Title

The Effect of the City Wastewater Treatment Plant on Water in the Columbia Area

School Name

Heathwood Hall Episcopal School

Grade Level

9th Grade

Presentation Topic

Environmental Science

Presentation Type

Non-Mentored

Abstract

This experiment aimed to discern the effect of the wastewater treatment plant in Columbia, South Carolina on fecal coliform and E. coli counts after and without precipitation. E. coli was tested as it is a fecal coliform that serves as an indicator species, noting the existence of pathogenic organisms. Sites in close proximity to the river and sites up and downstream from the plant on the Congaree river were sampled after precipitation and without precipitation. Samples were bagged and refrigerated. Then 3m petrifilm plates were inoculated with 1 ml of each sample, incubated for 24 hours at 42° +1° celsius, and then read using the colony counter app. The results suggest that non-precipitation trials yielded higher E. coli counts. The location with the highest number of E. coli was the Heathwood wetland R (right). These results contradict previous findings that suggest that CFUs (colony forming units) should be highest after precipitation. The results suggest that a number of factors could have influenced the high count of the wetland that day: animal feces, wastewater runoff from the Metropolitan Wastewater Plant, etc. The results of 0 colonies in the post-plant water may have resulted because of the lack of flowing river accessibility and rain rates, as high rain rates can flush pollutants from an area. This study had many possible sources of error, as the incubator temperature may have been too high at 42° + 1° and there was no way to control the amount of rain for the post-precipitation trials, among others.
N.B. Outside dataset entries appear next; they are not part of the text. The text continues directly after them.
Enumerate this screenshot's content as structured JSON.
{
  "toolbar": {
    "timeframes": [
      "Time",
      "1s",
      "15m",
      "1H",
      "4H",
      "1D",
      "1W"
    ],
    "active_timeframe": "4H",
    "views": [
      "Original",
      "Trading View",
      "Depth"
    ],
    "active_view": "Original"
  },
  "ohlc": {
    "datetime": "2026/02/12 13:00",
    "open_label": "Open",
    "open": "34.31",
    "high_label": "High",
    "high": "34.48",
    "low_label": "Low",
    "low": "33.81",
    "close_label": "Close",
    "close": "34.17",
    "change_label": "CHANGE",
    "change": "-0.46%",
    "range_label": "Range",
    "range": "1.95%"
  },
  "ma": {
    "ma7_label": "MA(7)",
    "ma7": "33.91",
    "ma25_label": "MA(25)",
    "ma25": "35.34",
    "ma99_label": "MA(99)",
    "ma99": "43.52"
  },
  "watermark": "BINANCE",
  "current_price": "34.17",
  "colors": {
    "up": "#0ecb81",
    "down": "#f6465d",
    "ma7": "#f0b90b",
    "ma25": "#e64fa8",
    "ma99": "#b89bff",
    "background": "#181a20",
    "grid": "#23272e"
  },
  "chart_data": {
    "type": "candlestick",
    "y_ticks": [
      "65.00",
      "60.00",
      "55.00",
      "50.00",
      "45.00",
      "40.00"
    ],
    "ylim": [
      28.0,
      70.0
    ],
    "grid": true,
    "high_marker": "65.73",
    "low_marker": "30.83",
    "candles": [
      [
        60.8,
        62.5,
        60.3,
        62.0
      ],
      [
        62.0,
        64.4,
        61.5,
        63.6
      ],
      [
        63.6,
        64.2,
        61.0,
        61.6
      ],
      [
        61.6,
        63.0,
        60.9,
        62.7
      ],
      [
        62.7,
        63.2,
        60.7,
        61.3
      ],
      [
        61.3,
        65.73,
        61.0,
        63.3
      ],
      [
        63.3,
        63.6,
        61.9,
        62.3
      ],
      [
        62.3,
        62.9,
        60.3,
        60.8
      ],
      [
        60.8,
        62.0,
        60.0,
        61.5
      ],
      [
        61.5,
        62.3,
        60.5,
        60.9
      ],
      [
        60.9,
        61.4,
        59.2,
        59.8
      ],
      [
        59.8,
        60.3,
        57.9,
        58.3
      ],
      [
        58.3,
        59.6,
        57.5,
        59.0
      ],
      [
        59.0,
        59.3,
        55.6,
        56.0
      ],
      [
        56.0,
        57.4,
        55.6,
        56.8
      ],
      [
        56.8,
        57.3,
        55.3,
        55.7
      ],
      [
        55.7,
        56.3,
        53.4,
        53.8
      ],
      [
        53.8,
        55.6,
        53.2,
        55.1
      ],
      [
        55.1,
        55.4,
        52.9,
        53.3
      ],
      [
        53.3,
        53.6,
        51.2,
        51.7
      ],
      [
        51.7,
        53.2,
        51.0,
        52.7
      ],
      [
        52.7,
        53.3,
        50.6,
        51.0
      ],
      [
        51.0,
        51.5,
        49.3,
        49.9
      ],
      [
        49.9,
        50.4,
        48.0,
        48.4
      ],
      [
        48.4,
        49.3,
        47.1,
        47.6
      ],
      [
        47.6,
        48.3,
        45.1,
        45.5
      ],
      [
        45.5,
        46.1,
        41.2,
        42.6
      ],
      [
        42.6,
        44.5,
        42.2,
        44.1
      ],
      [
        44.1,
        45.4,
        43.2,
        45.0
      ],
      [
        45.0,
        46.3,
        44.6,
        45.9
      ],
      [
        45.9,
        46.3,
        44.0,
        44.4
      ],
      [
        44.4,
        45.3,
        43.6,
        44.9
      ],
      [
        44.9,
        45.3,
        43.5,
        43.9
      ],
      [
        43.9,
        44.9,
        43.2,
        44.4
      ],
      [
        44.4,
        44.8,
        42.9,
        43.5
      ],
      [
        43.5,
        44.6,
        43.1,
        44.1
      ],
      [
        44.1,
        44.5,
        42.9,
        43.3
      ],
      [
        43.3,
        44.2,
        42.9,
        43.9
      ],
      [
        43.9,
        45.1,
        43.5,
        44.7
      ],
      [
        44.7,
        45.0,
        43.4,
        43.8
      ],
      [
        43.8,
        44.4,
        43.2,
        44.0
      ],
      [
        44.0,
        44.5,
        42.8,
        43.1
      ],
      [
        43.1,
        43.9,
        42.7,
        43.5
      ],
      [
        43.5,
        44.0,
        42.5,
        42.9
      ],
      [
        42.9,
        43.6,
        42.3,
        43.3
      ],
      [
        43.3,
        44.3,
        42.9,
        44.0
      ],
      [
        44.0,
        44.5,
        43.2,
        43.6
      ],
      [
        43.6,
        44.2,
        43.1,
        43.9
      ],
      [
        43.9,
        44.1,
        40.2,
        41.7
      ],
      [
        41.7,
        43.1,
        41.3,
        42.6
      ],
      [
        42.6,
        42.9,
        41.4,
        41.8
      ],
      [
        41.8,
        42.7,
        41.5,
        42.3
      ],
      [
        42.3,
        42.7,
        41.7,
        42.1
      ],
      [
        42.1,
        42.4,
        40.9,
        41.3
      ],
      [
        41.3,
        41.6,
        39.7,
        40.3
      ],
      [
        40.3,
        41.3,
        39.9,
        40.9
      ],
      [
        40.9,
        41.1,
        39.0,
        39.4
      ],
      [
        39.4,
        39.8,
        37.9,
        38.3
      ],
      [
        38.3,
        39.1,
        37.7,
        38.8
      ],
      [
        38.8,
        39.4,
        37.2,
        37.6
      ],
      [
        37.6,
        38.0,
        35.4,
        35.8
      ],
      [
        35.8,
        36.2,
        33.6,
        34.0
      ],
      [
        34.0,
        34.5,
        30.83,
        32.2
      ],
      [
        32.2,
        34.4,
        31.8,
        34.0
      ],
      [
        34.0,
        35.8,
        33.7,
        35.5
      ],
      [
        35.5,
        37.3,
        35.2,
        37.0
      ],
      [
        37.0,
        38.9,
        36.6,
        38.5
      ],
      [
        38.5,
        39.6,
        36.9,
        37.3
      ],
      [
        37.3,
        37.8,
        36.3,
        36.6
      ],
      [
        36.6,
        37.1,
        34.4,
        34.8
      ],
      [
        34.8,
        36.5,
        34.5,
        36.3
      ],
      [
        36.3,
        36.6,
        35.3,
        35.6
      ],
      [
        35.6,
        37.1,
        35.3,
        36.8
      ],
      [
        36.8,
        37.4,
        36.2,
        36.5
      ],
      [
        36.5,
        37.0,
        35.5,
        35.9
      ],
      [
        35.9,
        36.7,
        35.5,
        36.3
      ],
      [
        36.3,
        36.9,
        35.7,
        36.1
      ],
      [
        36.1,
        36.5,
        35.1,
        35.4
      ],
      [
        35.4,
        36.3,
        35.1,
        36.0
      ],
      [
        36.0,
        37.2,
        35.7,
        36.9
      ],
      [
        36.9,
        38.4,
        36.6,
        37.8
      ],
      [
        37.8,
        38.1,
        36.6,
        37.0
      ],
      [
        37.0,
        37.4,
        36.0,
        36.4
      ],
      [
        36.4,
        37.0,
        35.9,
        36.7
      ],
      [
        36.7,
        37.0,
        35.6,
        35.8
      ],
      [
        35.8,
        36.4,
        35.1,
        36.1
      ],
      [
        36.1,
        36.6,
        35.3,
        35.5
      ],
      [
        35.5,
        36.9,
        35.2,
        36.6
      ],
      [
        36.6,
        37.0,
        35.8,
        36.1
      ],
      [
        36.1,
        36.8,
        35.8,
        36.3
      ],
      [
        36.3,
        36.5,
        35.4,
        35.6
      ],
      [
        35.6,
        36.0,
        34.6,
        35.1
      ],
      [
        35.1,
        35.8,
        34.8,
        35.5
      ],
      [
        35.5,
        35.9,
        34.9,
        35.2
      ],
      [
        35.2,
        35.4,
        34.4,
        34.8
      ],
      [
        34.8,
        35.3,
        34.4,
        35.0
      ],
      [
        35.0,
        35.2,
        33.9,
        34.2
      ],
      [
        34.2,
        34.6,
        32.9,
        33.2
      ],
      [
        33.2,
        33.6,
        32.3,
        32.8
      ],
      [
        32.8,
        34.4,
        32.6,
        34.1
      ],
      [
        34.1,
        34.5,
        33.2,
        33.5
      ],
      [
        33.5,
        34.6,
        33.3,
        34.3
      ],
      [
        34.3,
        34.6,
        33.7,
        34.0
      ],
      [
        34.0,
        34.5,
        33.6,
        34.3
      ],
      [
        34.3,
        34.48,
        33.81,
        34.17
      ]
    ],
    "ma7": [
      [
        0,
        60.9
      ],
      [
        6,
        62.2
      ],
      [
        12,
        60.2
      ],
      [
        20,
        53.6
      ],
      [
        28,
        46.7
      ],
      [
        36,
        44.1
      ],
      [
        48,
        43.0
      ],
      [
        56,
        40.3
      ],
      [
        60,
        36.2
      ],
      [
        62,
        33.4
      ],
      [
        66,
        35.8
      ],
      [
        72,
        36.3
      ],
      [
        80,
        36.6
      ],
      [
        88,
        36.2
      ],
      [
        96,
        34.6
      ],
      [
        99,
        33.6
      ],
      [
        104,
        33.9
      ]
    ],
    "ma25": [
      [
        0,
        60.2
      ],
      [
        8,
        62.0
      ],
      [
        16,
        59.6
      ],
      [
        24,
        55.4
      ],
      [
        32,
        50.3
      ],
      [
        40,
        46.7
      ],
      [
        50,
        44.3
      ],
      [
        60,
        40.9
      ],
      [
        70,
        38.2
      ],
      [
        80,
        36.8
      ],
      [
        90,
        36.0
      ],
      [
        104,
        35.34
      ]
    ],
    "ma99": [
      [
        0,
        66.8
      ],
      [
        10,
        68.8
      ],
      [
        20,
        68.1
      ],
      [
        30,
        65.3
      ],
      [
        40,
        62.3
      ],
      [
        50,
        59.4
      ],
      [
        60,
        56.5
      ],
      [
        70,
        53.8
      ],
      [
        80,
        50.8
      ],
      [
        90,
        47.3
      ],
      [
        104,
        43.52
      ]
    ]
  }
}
Location

Founders Hall 213 A

Start Date

3-30-2019 8:30 AM

Presentation Format

Oral and Written

Group Project

No

COinS
 
Mar 30th, 8:30 AM

The Effect of the City Wastewater Treatment Plant on Water in the Columbia Area

Founders Hall 213 A

This experiment aimed to discern the effect of the wastewater treatment plant in Columbia, South Carolina on fecal coliform and E. coli counts after and without precipitation. E. coli was tested as it is a fecal coliform that serves as an indicator species, noting the existence of pathogenic organisms. Sites in close proximity to the river and sites up and downstream from the plant on the Congaree river were sampled after precipitation and without precipitation. Samples were bagged and refrigerated. Then 3m petrifilm plates were inoculated with 1 ml of each sample, incubated for 24 hours at 42° +1° celsius, and then read using the colony counter app. The results suggest that non-precipitation trials yielded higher E. coli counts. The location with the highest number of E. coli was the Heathwood wetland R (right). These results contradict previous findings that suggest that CFUs (colony forming units) should be highest after precipitation. The results suggest that a number of factors could have influenced the high count of the wetland that day: animal feces, wastewater runoff from the Metropolitan Wastewater Plant, etc. The results of 0 colonies in the post-plant water may have resulted because of the lack of flowing river accessibility and rain rates, as high rain rates can flush pollutants from an area. This study had many possible sources of error, as the incubator temperature may have been too high at 42° + 1° and there was no way to control the amount of rain for the post-precipitation trials, among others.